Read it here – along with a number of other useful contributions organised by the excellent Freakonomics team.
Bill Bratton, former head of NYPD and LAPD says;“There is no immediate causal relationship between poverty or economic downturns and crime. An increase in employment or a decline in GDP usually will not lead to a commensurate increase in criminal activity. This is because most poor people are not criminals and never will be, even if their circumstances grow markedly worse. They are more likely to take the pressures of bad times out on themselves and their families: suicide rates and domestic violence rates often rise faster in downturns than property crime and violent crime against strangers. This statement comes with a major proviso, however. Extended and severe downturns that engender long-term unemployment rates of 15 or 20 percent in poor and minority communities can have criminogenic effects, not only because they foreclose economic opportunities, but also because they perpetuate an underclass culture that fails to educate and socialize young men. As these young men grow, they become the foot soldiers for crime of all kinds, including drug dealing, robberies, burglaries, auto theft, and other larcenies, as well as targeted and random shootings in the public square”

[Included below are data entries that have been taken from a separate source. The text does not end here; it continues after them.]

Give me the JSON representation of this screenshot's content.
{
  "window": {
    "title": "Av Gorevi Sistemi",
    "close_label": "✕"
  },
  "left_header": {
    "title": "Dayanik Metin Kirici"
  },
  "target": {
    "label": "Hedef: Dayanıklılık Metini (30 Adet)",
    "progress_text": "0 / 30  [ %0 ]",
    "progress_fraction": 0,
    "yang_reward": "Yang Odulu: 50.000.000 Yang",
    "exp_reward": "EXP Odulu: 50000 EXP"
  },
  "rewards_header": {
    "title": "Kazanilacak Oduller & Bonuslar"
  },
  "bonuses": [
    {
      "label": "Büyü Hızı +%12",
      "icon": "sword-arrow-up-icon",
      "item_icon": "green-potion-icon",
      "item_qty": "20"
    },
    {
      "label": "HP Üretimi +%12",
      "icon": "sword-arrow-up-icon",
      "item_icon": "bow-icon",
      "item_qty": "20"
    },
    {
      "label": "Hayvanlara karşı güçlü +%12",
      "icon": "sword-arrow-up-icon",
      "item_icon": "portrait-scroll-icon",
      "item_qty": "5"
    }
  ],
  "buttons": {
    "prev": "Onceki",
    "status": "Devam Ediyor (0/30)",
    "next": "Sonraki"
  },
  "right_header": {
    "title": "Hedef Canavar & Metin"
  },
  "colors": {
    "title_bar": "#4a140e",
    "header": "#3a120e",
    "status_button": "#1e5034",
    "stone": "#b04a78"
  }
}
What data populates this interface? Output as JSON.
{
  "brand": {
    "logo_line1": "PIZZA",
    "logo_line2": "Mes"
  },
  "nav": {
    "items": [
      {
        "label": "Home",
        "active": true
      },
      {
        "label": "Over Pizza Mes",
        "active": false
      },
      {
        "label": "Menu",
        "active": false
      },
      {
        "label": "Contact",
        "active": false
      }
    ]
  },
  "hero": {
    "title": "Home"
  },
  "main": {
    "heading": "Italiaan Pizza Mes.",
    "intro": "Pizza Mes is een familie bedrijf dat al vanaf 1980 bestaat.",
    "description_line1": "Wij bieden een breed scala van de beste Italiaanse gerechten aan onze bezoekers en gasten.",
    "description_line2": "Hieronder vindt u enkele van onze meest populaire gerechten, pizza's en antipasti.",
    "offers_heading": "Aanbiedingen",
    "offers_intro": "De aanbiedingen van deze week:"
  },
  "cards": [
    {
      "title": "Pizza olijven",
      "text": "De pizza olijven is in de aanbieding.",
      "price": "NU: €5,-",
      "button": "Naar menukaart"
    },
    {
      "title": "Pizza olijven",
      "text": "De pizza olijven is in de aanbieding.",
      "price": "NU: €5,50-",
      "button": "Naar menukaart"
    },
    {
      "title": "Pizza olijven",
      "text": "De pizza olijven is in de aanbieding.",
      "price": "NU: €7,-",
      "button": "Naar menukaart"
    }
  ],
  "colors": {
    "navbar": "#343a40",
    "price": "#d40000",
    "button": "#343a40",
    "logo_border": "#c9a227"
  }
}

Some years ago, there was a hope Bratton would take over the London Metropolitan Police Force but that now seems to have faded – a great shame.
I remember going to a lecture of his in London back in 2003 organised by Civitas and being fascinated by his use of Compstat in mapping crime and crime spots and moving a concentration of Police officers to the time and location of where these crimes most happened in order to prevent crime – read about it here. He likened it to radar in the Battle of Britain – sending the Spitfires and Hurricanes to where the incoming Germany planes were meant to be, before they got to their target rather than try and shoot them down on the way back.
A nice touch, although some of us dare to think the real Battle of Britain was the Battle of the Atlantic and that was won by the Royal and US Navies.
Stil, the whole crime-mapping and stats idea that he put forward that day so convincingly stayed with me and eventually led to this website.